I found mine while kicking around in a camera store in the community where my son goes to school. We don't have anything, so I always (to my wife's chagrin) make a side trip when in town for him. I don't think I paid more than about $40.

I did a little "quick and dirty" research:

There are several brands, ranging from $35 - in the $100's.

Do a Google search for Kata, Storm Jacket (looks like a particularly good one to me), AquaTech, or Tenba ( think mine might be a Tenba. I have some knowledge of the folks that own Tenba and I am biased in their favor--I think they do things right, at reasonable prices).

Well worth the price, when you consider that water could fry the expensive electronics in either body or lens.

The poncho is also a wonderful investment (and cheap). It, too, folds up small, and can be used as a ground cloth or other things when not needed for rain protection. What I like about it over a traditional raincoat is that there is plenty of room for gear under it and you can even use it to "tent" your tripod and camera setup and keep on shooting.
Andy

If it sounds too good to be true, its probably . . . .

ixl
Posts: 938
Joined: Wed Oct 08, 2003 12:01 am
Location: Southern VT
Contact:

Postby ixl » Wed Oct 07, 2009 12:32 pm

One thing I discovered over the last three days is that if the color is good, you can get good photos regardless of the weather. Of course you can't get the *same* shots in dark and wet weather as you can when it is nice, but there are opportunities at all times.

I even took a shot today in dense fog and a driving rainstorm. :)
Charles Kozierok - DesktopScenes.com

View Autumn Scenes from Southern Vermont (2003), my free, 75-image foliage gallery!

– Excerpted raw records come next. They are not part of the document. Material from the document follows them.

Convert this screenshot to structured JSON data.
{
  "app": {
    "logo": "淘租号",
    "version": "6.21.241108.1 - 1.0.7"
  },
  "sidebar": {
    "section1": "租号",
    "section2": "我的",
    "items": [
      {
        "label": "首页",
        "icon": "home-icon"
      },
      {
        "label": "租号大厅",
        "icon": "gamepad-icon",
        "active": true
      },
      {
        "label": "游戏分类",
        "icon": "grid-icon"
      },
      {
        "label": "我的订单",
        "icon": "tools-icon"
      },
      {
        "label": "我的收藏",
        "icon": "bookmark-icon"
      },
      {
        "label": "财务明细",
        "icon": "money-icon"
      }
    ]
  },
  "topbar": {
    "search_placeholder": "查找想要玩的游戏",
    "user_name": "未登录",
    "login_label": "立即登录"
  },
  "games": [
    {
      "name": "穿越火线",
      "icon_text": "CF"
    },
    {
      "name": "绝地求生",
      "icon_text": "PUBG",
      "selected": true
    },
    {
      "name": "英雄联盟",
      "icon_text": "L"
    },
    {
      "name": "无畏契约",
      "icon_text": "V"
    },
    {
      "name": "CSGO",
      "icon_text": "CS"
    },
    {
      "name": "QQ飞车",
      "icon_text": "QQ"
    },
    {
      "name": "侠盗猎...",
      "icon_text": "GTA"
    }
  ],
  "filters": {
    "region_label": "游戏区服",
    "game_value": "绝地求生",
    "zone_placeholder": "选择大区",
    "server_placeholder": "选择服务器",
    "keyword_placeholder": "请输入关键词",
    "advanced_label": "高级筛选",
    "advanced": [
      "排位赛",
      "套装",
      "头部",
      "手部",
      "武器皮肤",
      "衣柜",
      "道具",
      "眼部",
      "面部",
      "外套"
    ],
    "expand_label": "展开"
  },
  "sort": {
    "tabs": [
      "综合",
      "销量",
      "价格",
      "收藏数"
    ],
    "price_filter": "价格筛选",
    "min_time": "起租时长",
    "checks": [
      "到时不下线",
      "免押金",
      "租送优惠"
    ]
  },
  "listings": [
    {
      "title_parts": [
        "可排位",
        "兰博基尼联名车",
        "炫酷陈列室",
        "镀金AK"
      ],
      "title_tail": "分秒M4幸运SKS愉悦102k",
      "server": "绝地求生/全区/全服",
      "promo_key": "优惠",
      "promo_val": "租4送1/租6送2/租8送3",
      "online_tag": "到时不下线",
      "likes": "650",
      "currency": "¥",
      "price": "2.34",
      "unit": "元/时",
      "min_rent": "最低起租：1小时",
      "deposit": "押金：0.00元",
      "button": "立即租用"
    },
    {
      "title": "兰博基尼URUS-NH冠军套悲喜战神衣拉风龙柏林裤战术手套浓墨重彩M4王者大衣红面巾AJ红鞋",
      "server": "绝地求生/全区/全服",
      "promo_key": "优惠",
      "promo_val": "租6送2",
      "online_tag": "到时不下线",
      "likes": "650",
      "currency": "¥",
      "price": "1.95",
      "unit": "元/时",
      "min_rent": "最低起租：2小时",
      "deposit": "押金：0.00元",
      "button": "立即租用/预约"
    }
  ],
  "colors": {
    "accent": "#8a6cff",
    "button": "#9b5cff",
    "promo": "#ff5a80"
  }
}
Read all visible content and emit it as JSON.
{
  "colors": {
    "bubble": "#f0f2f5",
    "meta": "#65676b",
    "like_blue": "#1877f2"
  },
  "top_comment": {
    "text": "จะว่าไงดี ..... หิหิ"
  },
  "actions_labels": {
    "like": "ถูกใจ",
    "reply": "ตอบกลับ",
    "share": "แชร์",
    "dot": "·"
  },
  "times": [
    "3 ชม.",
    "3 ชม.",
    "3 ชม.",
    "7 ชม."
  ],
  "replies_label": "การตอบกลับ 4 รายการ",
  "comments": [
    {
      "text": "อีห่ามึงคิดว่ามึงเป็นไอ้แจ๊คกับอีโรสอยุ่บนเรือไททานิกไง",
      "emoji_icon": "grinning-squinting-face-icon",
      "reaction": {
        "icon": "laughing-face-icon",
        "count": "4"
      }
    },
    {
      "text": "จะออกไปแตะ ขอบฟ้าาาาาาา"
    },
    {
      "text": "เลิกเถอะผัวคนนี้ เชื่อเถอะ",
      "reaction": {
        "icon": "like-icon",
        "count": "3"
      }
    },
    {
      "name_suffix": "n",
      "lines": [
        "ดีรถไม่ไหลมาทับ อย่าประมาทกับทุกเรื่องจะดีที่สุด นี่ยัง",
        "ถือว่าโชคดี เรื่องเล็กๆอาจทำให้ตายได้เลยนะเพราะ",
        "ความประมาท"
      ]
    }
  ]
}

Return to “Vermont Photography Forum”

Who is online

Users browsing this forum: No registered users and 2 guests